“In the context of Hong Kong - writes M+ curator Aric Chen - neon signs are thus especially hard to ignore. In their own right, they play the communicative role of typography, illustration and graphic design, being as enabled and constrained by their technological medium as the book is by the printing press, or a digital design is by its software. “


Likewise the protest signs that flourished during the Umbrella Movement visualised the citizens’ messages through a great variety of forms and media. From text and illustration on signs with bold brush stroke, to folding Umbrella-shaped origami; from an “umbrella freedom goddess sculpture” to hanging quoted poems and lyrics; from drawing with chalks on the main roads, to illuminated mobile phone screens.

The streets have become a living room. Some protestors only slept nine hours during the whole first week. Generous citizens sent folding beds or hammocks to rest under the bridge. The protesters also constructed a co-working study room in the mid-road of the occupied area. Citizens have successfully redefined the public rules.

In some cases, these signs have been spectacular. Like the “Bamboo Bulwark”, a bamboo scaffolding - which is an ancient building technique in China - designed to protect an encampment of pro-democracy student protesters.

Lau Yuen King Joey of CreamArt Limited detached a broken umbrella frame, and reused the fabric to design a cushion for environmental and social purpose. The product - "Umbrella Gathering" - is intended to benefit the protesters who stand and sit on the road to demand universal suffrage. This object was awarded a prize aduring the “Design for Well-Being Award”, a 10 days festival at Hong Kong Polytechnical University.

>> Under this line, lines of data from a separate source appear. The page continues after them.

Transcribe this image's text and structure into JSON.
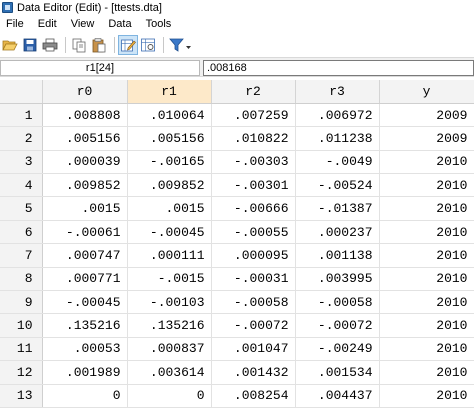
{
  "window": {
    "title": "Data Editor (Edit) - [ttests.dta]"
  },
  "menu": [
    "File",
    "Edit",
    "View",
    "Data",
    "Tools"
  ],
  "toolbar": {
    "icons": [
      "open-icon",
      "save-icon",
      "print-icon",
      "copy-icon",
      "paste-icon",
      "edit-icon",
      "browse-icon",
      "filter-icon"
    ]
  },
  "editbar": {
    "cell_ref": "r1[24]",
    "cell_value": ".008168"
  },
  "grid": {
    "columns": [
      "r0",
      "r1",
      "r2",
      "r3",
      "y"
    ],
    "rows": [
      [
        "1",
        ".008808",
        ".010064",
        ".007259",
        ".006972",
        "2009"
      ],
      [
        "2",
        ".005156",
        ".005156",
        ".010822",
        ".011238",
        "2009"
      ],
      [
        "3",
        ".000039",
        "-.00165",
        "-.00303",
        "-.0049",
        "2010"
      ],
      [
        "4",
        ".009852",
        ".009852",
        "-.00301",
        "-.00524",
        "2010"
      ],
      [
        "5",
        ".0015",
        ".0015",
        "-.00666",
        "-.01387",
        "2010"
      ],
      [
        "6",
        "-.00061",
        "-.00045",
        "-.00055",
        ".000237",
        "2010"
      ],
      [
        "7",
        ".000747",
        ".000111",
        ".000095",
        ".001138",
        "2010"
      ],
      [
        "8",
        ".000771",
        "-.0015",
        "-.00031",
        ".003995",
        "2010"
      ],
      [
        "9",
        "-.00045",
        "-.00103",
        "-.00058",
        "-.00058",
        "2010"
      ],
      [
        "10",
        ".135216",
        ".135216",
        "-.00072",
        "-.00072",
        "2010"
      ],
      [
        "11",
        ".00053",
        ".000837",
        ".001047",
        "-.00249",
        "2010"
      ],
      [
        "12",
        ".001989",
        ".003614",
        ".001432",
        ".001534",
        "2010"
      ],
      [
        "13",
        "0",
        "0",
        ".008254",
        ".004437",
        "2010"
      ]
    ]
  }
}
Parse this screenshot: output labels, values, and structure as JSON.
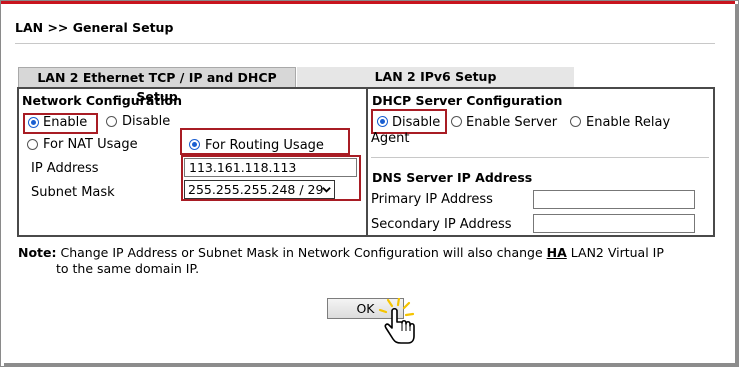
{
  "page": {
    "title": "LAN >> General Setup"
  },
  "tabs": [
    {
      "label": "LAN 2 Ethernet TCP / IP and DHCP Setup",
      "active": true
    },
    {
      "label": "LAN 2 IPv6 Setup",
      "active": false
    }
  ],
  "network": {
    "title": "Network Configuration",
    "enable_label": "Enable",
    "disable_label": "Disable",
    "nat_label": "For NAT Usage",
    "routing_label": "For Routing Usage",
    "ip_label": "IP Address",
    "ip_value": "113.161.118.113",
    "mask_label": "Subnet Mask",
    "mask_value": "255.255.255.248 / 29",
    "enabled": true,
    "usage": "routing"
  },
  "dhcp": {
    "title": "DHCP Server Configuration",
    "disable_label": "Disable",
    "server_label": "Enable Server",
    "relay_label": "Enable Relay",
    "relay_label_cont": "Agent",
    "selected": "disable"
  },
  "dns": {
    "title": "DNS Server IP Address",
    "primary_label": "Primary IP Address",
    "primary_value": "",
    "secondary_label": "Secondary IP Address",
    "secondary_value": ""
  },
  "note": {
    "prefix": "Note:",
    "text1": "Change IP Address or Subnet Mask in Network Configuration will also change",
    "ha": "HA",
    "text2": "LAN2 Virtual IP",
    "text3": "to the same domain IP."
  },
  "ok_label": "OK",
  "colors": {
    "accent_red": "#c8141e",
    "highlight_red": "#a81c24",
    "radio_blue": "#1a5fd1"
  },
  "icons": {
    "cursor": "hand-pointer-icon",
    "select_arrow": "chevron-down-icon"
  }
}
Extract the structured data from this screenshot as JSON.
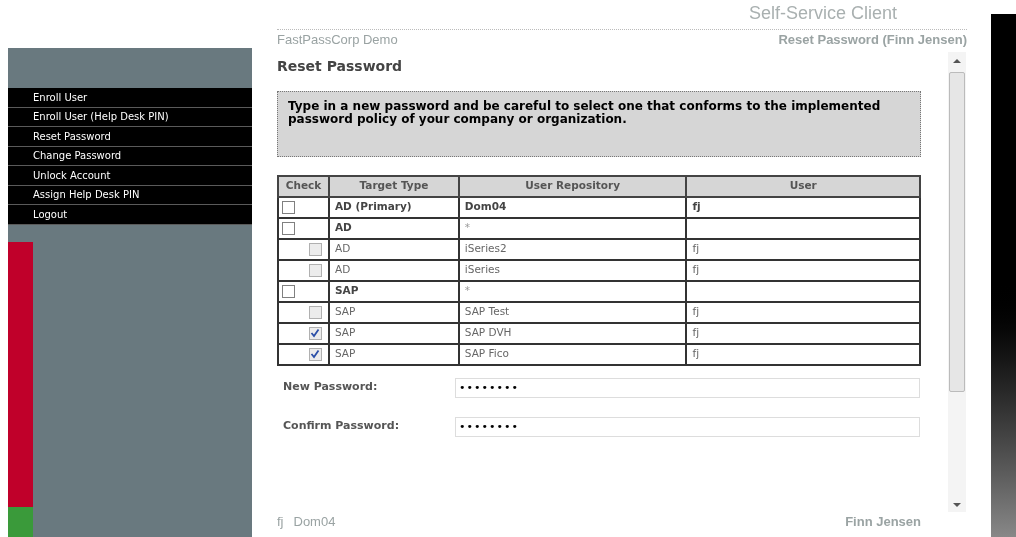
{
  "header": {
    "title": "Self-Service Client"
  },
  "sidebar": {
    "items": [
      {
        "label": "Enroll User"
      },
      {
        "label": "Enroll User (Help Desk PIN)"
      },
      {
        "label": "Reset Password"
      },
      {
        "label": "Change Password"
      },
      {
        "label": "Unlock Account"
      },
      {
        "label": "Assign Help Desk PIN"
      },
      {
        "label": "Logout"
      }
    ]
  },
  "breadcrumb": {
    "left": "FastPassCorp Demo",
    "right": "Reset Password (Finn Jensen)"
  },
  "page_title": "Reset Password",
  "notice": "Type in a new password and be careful to select one that conforms to the implemented password policy of your company or organization.",
  "table": {
    "columns": [
      "Check",
      "Target Type",
      "User Repository",
      "User"
    ],
    "rows": [
      {
        "kind": "primary",
        "checked": false,
        "target_type": "AD (Primary)",
        "repository": "Dom04",
        "user": "fj"
      },
      {
        "kind": "group",
        "checked": false,
        "target_type": "AD",
        "repository": "*"
      },
      {
        "kind": "member",
        "checked": false,
        "target_type": "AD",
        "repository": "iSeries2",
        "user": "fj"
      },
      {
        "kind": "member",
        "checked": false,
        "target_type": "AD",
        "repository": "iSeries",
        "user": "fj"
      },
      {
        "kind": "group",
        "checked": false,
        "target_type": "SAP",
        "repository": "*"
      },
      {
        "kind": "member",
        "checked": false,
        "target_type": "SAP",
        "repository": "SAP Test",
        "user": "fj"
      },
      {
        "kind": "member",
        "checked": true,
        "target_type": "SAP",
        "repository": "SAP DVH",
        "user": "fj"
      },
      {
        "kind": "member",
        "checked": true,
        "target_type": "SAP",
        "repository": "SAP Fico",
        "user": "fj"
      }
    ]
  },
  "fields": [
    {
      "label": "New Password:",
      "value": "••••••••"
    },
    {
      "label": "Confirm Password:",
      "value": "••••••••"
    }
  ],
  "footer": {
    "user_id": "fj",
    "domain": "Dom04",
    "user_name": "Finn Jensen"
  }
}
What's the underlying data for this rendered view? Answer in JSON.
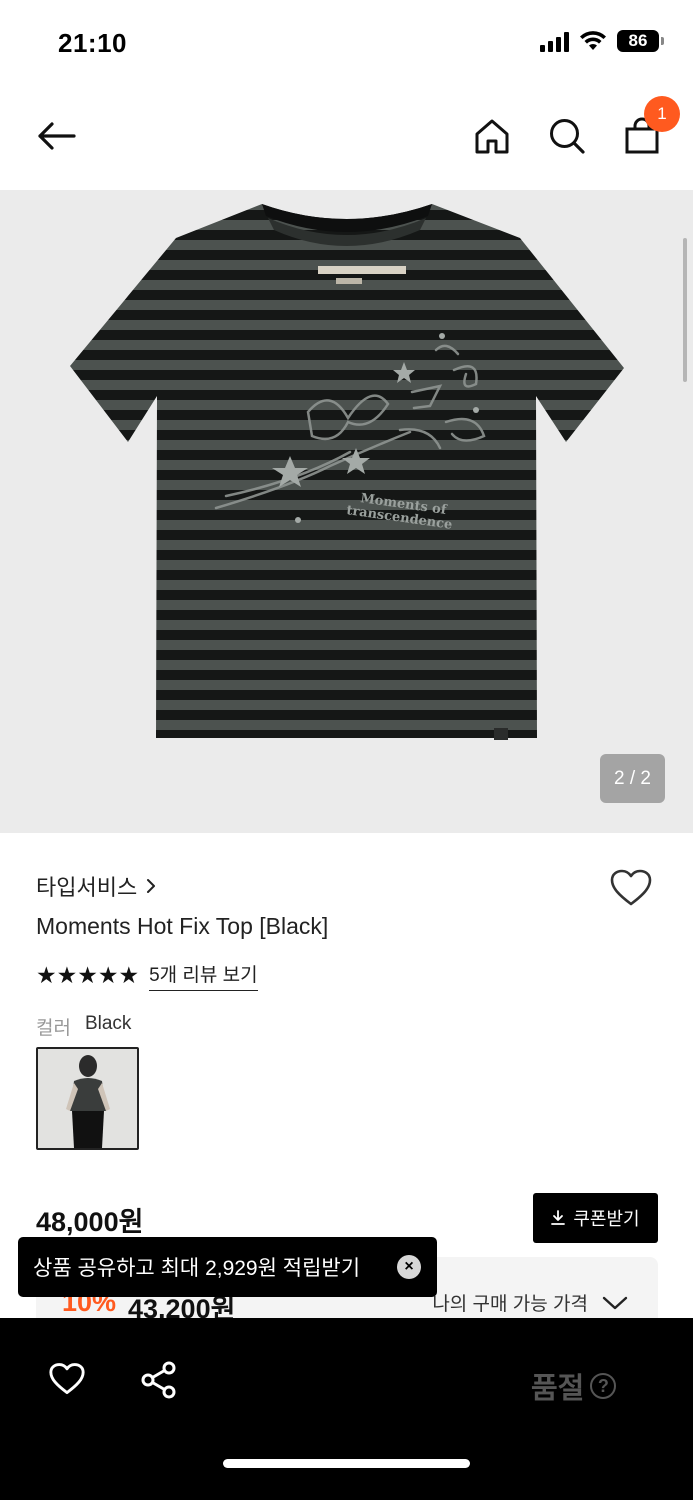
{
  "status": {
    "time": "21:10",
    "battery": "86"
  },
  "nav": {
    "cart_count": "1"
  },
  "image": {
    "counter": "2 / 2"
  },
  "product": {
    "brand": "타입서비스",
    "title": "Moments Hot Fix Top [Black]",
    "stars": "★★★★★",
    "review_link": "5개 리뷰 보기",
    "color_label": "컬러",
    "color_value": "Black",
    "price": "48,000원",
    "coupon_label": "쿠폰받기",
    "discount": "10%",
    "sale_price": "43,200원",
    "my_price_label": "나의 구매 가능 가격"
  },
  "toast": {
    "text": "상품 공유하고 최대 2,929원 적립받기"
  },
  "bottom": {
    "soldout_label": "품절",
    "help": "?"
  },
  "colors": {
    "accent": "#ff5a1f",
    "black": "#000000",
    "bg_image": "#ebebeb"
  }
}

Hong Kong has long been teased as a "cultural desert” for its low interest in art- except for its investment value. This “Umbrella Movement Street Gallery" proved that the charge was invalid. Participants with all walks of life, regardless of age, gender, profession and belief, have been the exhibiting artists. One day, true freedom and democracy will be accessible as an umbrella to us. //